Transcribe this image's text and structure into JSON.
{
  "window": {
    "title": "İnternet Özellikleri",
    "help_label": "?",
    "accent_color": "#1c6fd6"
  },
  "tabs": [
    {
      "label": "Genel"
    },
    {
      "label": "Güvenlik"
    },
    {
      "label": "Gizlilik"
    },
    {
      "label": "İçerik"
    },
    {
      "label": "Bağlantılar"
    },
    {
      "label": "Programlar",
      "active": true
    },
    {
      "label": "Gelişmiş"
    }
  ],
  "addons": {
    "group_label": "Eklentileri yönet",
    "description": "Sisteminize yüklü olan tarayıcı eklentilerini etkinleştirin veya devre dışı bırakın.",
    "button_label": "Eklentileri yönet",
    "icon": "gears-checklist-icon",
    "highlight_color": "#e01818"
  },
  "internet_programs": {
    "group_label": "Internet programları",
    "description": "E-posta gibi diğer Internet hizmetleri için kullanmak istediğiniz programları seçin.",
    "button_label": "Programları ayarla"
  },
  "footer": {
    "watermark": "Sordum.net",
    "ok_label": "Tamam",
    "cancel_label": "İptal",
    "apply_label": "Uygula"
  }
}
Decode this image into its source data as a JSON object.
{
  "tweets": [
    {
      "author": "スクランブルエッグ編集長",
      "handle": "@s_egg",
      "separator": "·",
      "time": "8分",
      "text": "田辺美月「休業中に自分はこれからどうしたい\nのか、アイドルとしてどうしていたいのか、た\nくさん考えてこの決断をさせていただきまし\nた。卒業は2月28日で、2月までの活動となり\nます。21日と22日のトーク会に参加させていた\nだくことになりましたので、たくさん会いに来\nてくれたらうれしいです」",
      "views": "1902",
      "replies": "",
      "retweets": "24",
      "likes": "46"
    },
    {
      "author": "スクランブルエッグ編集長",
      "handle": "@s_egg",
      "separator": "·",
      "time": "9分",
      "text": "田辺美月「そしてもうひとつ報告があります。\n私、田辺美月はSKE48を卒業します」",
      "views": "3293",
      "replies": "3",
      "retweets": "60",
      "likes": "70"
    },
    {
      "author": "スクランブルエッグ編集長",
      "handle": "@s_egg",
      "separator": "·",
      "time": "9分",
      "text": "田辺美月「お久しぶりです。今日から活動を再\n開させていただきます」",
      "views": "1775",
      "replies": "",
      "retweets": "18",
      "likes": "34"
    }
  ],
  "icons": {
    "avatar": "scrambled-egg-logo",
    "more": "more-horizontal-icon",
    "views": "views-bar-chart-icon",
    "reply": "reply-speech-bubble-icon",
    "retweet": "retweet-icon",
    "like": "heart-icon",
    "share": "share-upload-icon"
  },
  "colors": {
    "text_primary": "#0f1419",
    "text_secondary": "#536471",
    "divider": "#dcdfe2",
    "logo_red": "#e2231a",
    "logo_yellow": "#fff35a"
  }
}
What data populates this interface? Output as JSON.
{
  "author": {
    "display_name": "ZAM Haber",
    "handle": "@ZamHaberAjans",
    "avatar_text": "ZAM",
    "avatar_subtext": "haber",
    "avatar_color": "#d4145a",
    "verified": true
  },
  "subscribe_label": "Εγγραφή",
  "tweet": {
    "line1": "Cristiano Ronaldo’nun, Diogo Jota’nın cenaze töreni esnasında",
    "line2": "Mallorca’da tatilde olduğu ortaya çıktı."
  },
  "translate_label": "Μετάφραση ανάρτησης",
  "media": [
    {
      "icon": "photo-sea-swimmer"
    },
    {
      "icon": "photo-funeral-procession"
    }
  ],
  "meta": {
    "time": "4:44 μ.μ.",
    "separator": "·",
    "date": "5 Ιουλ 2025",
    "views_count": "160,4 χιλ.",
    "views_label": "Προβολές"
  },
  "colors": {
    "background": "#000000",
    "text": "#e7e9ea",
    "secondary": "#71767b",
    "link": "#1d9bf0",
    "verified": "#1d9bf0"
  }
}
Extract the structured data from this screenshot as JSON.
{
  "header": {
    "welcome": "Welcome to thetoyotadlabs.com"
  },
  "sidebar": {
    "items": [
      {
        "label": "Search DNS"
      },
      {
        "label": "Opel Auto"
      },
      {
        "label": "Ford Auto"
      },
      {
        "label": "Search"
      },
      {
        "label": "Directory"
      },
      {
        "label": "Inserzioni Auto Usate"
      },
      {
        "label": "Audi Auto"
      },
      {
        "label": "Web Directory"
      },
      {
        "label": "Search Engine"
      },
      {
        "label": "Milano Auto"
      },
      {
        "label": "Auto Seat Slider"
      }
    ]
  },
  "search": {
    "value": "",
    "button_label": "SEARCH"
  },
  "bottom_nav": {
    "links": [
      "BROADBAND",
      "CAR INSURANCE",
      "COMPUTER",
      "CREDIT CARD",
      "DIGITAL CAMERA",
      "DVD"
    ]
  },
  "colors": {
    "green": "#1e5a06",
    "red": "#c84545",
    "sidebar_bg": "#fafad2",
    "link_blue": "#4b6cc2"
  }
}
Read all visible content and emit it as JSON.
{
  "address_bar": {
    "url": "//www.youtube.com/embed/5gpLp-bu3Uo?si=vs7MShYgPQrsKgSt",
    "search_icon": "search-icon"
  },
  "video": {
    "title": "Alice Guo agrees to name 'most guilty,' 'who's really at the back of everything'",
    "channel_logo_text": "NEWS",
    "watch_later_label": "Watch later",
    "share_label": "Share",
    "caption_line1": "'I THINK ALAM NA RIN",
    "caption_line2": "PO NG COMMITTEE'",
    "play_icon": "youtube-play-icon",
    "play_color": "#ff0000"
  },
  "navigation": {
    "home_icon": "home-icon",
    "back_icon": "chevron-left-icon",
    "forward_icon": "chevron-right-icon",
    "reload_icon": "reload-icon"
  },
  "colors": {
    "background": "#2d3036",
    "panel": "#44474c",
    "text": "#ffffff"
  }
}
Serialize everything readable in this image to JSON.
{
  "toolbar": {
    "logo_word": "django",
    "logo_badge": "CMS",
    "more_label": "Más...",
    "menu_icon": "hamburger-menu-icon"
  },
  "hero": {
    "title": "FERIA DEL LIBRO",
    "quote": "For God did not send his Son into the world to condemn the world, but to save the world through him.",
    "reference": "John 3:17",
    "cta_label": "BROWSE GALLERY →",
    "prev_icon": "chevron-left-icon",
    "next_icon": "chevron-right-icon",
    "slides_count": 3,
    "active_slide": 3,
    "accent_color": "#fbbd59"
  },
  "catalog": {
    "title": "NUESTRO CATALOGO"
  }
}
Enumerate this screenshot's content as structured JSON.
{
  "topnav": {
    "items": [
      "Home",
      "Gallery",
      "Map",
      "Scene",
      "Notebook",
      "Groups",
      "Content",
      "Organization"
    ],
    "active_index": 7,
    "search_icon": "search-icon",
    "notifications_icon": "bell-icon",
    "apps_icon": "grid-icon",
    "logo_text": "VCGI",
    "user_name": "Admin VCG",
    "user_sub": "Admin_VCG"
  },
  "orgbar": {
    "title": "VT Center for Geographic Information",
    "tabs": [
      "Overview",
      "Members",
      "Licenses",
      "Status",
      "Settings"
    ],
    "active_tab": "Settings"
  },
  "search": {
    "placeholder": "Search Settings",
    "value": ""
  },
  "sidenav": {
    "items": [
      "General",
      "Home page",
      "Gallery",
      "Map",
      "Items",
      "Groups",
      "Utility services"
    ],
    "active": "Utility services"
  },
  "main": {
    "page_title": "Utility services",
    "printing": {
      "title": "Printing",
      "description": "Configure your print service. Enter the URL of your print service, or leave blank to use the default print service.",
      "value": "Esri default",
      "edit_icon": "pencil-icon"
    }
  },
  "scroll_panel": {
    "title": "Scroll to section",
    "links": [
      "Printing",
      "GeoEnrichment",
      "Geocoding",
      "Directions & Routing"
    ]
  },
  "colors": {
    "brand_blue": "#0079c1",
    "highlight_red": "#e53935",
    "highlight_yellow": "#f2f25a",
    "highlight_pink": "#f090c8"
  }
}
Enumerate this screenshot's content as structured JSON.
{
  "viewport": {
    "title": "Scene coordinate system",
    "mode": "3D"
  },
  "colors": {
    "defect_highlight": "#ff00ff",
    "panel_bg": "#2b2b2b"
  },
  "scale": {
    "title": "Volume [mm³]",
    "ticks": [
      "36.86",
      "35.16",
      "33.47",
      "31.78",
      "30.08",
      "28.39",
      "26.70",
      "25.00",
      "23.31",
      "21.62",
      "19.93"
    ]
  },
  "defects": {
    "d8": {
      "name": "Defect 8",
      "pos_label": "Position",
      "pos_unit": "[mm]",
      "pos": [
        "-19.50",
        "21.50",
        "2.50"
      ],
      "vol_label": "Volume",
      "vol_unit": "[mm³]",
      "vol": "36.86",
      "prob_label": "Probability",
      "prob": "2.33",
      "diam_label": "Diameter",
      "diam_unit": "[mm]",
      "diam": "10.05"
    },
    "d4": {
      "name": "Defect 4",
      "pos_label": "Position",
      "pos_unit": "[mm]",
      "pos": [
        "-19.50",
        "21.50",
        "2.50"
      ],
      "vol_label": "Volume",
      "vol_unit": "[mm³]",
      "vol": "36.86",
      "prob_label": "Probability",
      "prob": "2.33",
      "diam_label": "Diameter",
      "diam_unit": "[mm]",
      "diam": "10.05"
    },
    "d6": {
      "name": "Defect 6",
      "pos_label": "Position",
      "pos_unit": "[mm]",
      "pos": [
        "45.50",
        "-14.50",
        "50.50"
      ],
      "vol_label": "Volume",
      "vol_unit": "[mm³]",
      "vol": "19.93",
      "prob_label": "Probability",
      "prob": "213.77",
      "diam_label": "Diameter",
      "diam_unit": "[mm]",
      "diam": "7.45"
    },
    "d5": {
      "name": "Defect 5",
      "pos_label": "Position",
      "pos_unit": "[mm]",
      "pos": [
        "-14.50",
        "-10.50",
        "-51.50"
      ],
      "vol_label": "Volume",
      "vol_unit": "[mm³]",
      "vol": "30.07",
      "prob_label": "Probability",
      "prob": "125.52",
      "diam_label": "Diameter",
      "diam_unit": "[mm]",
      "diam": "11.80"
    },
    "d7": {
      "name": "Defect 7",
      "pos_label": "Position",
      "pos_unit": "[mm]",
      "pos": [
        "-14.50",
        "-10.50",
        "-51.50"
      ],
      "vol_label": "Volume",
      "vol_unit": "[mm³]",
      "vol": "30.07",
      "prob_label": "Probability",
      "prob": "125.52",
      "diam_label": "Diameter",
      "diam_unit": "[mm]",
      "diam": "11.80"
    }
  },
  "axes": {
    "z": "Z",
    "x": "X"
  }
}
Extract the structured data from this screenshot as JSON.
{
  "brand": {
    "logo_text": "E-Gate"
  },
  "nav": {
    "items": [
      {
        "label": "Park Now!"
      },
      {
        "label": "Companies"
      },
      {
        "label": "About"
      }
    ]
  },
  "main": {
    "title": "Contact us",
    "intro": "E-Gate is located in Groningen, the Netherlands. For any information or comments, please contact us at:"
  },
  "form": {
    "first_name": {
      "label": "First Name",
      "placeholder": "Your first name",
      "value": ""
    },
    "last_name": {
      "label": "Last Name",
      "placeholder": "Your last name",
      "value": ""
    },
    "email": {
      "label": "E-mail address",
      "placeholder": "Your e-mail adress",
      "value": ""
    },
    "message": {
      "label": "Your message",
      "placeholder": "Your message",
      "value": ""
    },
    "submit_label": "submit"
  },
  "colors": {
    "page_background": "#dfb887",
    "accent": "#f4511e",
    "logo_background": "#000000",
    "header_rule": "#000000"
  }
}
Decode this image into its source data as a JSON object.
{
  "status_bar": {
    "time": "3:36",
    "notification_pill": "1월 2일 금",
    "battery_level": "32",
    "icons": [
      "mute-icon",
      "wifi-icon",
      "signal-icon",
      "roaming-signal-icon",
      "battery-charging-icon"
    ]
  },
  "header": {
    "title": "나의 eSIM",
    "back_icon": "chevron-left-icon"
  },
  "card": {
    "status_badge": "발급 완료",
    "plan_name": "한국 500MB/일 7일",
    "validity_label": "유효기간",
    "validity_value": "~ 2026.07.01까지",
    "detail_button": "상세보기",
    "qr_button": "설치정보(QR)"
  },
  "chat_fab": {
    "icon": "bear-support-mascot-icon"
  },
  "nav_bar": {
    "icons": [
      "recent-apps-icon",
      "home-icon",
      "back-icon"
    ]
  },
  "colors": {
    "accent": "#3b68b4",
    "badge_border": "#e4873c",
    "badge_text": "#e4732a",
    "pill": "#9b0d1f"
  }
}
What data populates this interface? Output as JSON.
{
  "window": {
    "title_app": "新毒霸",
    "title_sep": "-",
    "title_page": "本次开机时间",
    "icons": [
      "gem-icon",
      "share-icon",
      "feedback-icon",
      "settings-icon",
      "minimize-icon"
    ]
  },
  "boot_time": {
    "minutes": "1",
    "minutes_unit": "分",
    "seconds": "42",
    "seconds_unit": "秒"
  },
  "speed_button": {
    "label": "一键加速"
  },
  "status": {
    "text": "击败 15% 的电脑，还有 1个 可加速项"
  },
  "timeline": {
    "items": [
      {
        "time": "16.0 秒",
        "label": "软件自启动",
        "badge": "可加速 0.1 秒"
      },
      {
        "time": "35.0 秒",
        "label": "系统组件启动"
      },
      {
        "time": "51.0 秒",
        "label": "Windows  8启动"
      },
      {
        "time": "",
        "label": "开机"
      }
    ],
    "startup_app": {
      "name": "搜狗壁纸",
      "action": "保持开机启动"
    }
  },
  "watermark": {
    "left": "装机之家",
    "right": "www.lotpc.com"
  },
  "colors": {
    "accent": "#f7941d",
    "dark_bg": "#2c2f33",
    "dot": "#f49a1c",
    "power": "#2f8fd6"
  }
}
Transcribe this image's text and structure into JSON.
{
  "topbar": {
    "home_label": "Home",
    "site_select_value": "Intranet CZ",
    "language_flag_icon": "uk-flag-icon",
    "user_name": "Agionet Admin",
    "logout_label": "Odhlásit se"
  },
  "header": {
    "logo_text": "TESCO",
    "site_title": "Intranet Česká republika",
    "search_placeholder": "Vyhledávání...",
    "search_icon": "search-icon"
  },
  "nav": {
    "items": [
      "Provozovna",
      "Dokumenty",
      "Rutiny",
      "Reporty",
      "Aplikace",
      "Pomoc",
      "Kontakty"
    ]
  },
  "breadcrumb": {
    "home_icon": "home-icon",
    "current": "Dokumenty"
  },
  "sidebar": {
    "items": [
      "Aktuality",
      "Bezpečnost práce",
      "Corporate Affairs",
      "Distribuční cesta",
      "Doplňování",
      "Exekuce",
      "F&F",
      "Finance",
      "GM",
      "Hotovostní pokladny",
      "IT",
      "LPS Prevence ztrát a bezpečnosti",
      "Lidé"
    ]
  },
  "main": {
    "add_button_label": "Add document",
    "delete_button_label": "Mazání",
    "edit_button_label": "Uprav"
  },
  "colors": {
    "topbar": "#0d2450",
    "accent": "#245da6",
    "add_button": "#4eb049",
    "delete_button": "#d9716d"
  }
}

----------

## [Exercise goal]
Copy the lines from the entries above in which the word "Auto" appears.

## [Written response]
        "label": "Opel Auto"
        "label": "Ford Auto"
        "label": "Inserzioni Auto Usate"
        "label": "Audi Auto"
        "label": "Milano Auto"
        "label": "Auto Seat Slider"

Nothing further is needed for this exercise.